When you're on a pantry challenge, you find yourself making some interesting stuff.  Flavor combinations that never occured to you before suddenly sound like the most genius ideas ever.  Mostly because you're starving and detoxing from having your regular ingredients on hand.  What?  I'm out of turmeric?  I'm sure mustard powder will be fine in this, then.  At least it'll be yellow.  Huh?  No more nayonaise?  Well, tahini's creamy.  I'm sure that'll be great.  And in this case, no frozen blueberries for those muffins you are craving?  Who needs 'em when you've got strawberry jam?
aren't they purty?

This is a creation that apparently tasted amazing, but I didn't really taste much of it...  Stupid taste buds, and all.  But I was hungry on a weekend morning and we had no oatmeal or cereal or fruit.  Muffins are a generally good catch-all for random ingredients.  And I had strawberry jam and lemons.  The general idea (i.e., the measurements for flour/liquid/baking soda and powder) came from the Blueberry Lemon Muffins from The Joy of Vegan Baking.  They would probably be great with blueberries.  But they were damned fine with strawberry jam, too.  I also added some fresh minced basil to the batter, but no one could taste it.  Next time I'd add more, because I bet it would add an awesome flavor dimension.  Anyway, basically I just made the recipe without the blueberries and put them in the muffin cups, then went back and put a teaspoon of straberry jam on the top and swirled it around with a toothpick.  I thought this would fully integrate the jam, but as you will notice, it did not.
lovely little things though

It all stayed on the tops of the muffins, so there was this division of rich, lemony bottom half and sweet, sticky strawberry tops.  What I'm saying here is that these were awesome.  Michael ate like 8 of them in one afternoon.  And my friend Becca ate one when we went to the movies and said they ruled.  So.  Even without properly working tastebuds or a pantry stocked to the brim with fabulous ingredients, I (and you) can make stuff work that will blow people away.  Skip your next grocery trip and get creative.  

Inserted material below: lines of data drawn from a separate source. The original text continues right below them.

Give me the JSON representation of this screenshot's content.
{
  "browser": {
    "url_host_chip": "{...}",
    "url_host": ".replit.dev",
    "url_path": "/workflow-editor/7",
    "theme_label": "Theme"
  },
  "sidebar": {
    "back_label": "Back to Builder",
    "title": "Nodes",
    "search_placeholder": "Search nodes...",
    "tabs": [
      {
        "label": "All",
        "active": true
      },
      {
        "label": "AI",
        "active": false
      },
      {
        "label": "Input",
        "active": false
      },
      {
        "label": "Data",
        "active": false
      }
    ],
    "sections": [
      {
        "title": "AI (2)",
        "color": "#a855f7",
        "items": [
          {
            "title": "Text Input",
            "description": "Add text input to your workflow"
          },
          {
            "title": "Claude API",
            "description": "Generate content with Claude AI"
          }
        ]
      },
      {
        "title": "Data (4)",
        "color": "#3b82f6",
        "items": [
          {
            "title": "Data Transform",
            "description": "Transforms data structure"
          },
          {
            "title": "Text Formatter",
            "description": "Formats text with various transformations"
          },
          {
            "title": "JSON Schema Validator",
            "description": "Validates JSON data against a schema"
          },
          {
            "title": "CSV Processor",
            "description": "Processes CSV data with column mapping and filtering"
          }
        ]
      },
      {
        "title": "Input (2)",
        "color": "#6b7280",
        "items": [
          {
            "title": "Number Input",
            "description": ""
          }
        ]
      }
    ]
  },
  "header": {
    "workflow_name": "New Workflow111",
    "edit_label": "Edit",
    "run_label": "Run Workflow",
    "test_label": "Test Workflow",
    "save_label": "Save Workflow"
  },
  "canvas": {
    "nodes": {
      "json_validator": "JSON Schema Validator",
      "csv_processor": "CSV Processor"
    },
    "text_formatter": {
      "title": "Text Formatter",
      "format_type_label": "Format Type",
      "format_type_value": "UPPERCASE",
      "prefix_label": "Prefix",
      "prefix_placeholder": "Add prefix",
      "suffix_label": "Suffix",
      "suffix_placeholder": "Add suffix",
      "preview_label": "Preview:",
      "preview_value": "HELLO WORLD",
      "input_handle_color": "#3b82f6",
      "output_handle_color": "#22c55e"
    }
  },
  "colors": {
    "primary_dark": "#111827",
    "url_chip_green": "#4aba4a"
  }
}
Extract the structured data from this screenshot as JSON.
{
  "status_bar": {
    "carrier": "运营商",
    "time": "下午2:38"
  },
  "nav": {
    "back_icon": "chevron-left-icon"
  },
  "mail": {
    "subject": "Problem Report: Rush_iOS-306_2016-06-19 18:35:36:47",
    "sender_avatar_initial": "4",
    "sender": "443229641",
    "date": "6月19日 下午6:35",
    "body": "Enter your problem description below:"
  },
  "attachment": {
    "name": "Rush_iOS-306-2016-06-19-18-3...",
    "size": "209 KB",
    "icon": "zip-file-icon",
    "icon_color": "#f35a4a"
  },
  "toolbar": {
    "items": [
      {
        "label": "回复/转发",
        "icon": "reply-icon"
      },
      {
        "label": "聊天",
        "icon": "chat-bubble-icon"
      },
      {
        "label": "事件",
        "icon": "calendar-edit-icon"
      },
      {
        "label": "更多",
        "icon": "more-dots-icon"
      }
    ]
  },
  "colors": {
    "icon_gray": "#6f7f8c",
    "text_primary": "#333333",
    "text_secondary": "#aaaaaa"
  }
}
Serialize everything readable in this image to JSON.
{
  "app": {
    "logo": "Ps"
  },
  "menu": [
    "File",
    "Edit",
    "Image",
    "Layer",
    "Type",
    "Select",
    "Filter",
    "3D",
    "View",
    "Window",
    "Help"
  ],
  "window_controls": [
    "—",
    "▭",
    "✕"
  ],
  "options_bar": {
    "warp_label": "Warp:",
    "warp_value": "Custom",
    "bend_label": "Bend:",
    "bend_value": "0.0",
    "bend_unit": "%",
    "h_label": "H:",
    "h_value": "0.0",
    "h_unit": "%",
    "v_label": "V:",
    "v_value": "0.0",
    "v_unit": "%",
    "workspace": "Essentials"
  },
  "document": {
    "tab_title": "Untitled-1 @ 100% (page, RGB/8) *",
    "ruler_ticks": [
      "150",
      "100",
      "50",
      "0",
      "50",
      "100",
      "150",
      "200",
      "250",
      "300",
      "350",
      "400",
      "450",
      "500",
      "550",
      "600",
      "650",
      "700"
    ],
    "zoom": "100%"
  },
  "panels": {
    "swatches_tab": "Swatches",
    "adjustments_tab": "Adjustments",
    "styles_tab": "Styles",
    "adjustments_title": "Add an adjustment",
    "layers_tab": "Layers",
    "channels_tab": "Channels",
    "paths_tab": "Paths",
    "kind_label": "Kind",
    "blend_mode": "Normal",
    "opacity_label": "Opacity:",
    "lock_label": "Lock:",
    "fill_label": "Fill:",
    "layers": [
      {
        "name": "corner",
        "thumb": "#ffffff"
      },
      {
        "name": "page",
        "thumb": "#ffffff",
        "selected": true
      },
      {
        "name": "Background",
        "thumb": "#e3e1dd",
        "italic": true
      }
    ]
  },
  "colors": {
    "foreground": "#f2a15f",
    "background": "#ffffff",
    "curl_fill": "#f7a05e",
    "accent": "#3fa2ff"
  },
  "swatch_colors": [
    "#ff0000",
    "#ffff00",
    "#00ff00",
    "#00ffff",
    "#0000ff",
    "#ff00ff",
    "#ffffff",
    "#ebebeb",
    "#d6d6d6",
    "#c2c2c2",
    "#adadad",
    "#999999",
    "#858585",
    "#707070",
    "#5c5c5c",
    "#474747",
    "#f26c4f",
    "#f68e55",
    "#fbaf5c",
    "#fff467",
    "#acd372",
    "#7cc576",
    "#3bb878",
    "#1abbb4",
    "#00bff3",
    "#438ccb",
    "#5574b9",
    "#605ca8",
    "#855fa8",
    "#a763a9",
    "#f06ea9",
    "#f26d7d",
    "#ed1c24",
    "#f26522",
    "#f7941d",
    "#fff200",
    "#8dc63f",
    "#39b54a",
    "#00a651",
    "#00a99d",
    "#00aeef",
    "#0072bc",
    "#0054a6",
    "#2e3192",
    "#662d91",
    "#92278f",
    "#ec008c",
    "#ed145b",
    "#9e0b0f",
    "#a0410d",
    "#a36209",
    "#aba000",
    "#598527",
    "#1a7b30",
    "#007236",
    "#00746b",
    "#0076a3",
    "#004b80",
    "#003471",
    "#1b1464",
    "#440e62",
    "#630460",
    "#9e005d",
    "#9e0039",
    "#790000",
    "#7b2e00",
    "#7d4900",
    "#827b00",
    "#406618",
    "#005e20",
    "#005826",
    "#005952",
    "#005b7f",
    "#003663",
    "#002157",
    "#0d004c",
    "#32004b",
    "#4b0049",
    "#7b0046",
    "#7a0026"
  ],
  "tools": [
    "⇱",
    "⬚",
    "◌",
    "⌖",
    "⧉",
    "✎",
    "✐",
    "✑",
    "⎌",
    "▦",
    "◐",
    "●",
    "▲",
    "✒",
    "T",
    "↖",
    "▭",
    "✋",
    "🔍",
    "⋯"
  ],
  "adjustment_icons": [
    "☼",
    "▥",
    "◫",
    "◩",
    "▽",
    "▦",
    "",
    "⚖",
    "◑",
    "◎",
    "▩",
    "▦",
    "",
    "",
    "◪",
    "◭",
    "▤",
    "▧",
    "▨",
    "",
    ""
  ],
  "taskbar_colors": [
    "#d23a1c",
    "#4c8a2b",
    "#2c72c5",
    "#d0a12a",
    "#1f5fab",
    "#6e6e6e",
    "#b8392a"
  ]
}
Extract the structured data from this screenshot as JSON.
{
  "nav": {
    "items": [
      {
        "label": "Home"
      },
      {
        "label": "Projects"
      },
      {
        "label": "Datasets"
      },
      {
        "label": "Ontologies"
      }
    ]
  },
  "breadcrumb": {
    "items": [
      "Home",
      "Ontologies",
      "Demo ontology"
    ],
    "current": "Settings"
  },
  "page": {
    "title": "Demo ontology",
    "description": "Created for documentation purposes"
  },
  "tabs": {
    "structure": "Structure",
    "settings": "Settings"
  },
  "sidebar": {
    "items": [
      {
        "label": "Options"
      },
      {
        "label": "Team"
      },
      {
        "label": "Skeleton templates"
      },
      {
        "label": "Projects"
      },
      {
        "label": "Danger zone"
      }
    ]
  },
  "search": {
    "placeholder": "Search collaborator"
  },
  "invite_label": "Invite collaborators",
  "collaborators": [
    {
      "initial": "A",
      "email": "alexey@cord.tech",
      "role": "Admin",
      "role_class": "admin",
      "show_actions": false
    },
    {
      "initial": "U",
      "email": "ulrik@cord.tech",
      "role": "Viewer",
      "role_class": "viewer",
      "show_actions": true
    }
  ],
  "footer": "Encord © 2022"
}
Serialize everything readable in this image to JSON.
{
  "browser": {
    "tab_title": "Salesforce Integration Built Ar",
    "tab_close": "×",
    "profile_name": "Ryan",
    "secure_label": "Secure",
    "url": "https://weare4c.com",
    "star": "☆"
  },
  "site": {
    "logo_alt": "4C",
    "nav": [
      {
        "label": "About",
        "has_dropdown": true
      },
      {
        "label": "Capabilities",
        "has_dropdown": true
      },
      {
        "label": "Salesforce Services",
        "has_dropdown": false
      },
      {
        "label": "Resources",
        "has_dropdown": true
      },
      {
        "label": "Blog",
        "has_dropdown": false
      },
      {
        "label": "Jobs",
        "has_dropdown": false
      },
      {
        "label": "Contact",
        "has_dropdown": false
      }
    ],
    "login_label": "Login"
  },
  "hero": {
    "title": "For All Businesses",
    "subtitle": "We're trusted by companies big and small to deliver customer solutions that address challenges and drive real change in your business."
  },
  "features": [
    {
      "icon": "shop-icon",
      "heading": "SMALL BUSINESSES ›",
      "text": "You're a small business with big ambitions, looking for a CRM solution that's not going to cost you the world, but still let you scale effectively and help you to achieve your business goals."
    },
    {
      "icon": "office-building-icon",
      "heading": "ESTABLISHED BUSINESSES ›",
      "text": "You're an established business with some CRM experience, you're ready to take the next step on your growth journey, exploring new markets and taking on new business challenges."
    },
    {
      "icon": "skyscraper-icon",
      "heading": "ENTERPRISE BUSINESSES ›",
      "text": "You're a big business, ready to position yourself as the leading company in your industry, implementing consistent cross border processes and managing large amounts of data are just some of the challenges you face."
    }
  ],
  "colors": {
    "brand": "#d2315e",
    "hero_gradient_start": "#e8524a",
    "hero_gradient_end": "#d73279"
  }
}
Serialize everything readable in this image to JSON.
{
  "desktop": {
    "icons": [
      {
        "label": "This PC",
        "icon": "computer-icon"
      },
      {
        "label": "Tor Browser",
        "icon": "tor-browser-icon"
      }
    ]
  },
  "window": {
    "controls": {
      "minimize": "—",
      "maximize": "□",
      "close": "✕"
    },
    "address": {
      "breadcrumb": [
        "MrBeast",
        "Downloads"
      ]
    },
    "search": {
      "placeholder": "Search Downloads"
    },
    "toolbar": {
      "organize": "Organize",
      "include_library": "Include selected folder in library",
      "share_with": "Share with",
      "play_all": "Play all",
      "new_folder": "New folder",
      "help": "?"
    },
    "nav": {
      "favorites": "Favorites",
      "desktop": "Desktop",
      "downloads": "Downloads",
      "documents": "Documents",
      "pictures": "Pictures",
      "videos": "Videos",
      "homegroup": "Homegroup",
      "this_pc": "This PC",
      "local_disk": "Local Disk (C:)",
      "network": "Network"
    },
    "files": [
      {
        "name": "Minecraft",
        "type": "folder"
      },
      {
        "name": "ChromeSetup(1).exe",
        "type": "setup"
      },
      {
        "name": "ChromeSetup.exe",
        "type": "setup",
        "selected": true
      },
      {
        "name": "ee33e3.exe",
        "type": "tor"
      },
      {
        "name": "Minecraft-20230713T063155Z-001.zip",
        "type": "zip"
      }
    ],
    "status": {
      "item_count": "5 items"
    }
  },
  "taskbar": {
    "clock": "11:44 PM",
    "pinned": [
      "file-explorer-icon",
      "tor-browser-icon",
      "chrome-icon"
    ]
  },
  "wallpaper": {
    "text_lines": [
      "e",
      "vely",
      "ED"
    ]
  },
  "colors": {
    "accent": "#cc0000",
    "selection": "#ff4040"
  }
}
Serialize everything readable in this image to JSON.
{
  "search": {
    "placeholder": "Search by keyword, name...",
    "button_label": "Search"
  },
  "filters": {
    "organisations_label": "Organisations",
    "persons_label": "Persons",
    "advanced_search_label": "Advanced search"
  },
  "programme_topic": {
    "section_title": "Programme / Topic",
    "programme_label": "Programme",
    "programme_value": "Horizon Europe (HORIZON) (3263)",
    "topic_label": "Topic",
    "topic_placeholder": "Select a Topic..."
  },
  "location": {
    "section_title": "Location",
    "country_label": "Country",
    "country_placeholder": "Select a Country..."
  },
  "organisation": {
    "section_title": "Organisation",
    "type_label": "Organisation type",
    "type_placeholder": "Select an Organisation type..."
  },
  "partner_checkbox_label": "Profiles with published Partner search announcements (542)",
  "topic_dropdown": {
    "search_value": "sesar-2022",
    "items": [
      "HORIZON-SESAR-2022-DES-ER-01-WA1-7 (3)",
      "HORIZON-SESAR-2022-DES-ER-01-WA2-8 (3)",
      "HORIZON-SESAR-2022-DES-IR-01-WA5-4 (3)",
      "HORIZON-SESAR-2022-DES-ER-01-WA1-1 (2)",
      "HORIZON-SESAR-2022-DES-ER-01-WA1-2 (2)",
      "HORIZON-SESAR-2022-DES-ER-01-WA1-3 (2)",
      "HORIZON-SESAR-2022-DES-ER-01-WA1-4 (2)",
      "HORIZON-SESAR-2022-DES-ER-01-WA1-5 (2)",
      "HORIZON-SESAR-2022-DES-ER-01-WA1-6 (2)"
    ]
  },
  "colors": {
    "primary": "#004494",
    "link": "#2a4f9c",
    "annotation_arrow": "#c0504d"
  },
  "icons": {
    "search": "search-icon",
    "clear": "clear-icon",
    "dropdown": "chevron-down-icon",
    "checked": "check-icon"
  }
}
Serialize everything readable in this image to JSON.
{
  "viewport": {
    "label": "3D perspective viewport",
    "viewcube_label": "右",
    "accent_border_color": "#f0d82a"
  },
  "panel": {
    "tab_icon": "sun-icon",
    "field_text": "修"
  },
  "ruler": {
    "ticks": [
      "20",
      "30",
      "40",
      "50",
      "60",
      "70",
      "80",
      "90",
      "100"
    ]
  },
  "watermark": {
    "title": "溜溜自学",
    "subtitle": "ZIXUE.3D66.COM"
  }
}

I have more to show you from the pantry challenge and all that, but I'm kind of tired from all this thinking and typing and remembering.  Plus, I don't want to spoil you with too much awesomeness at once.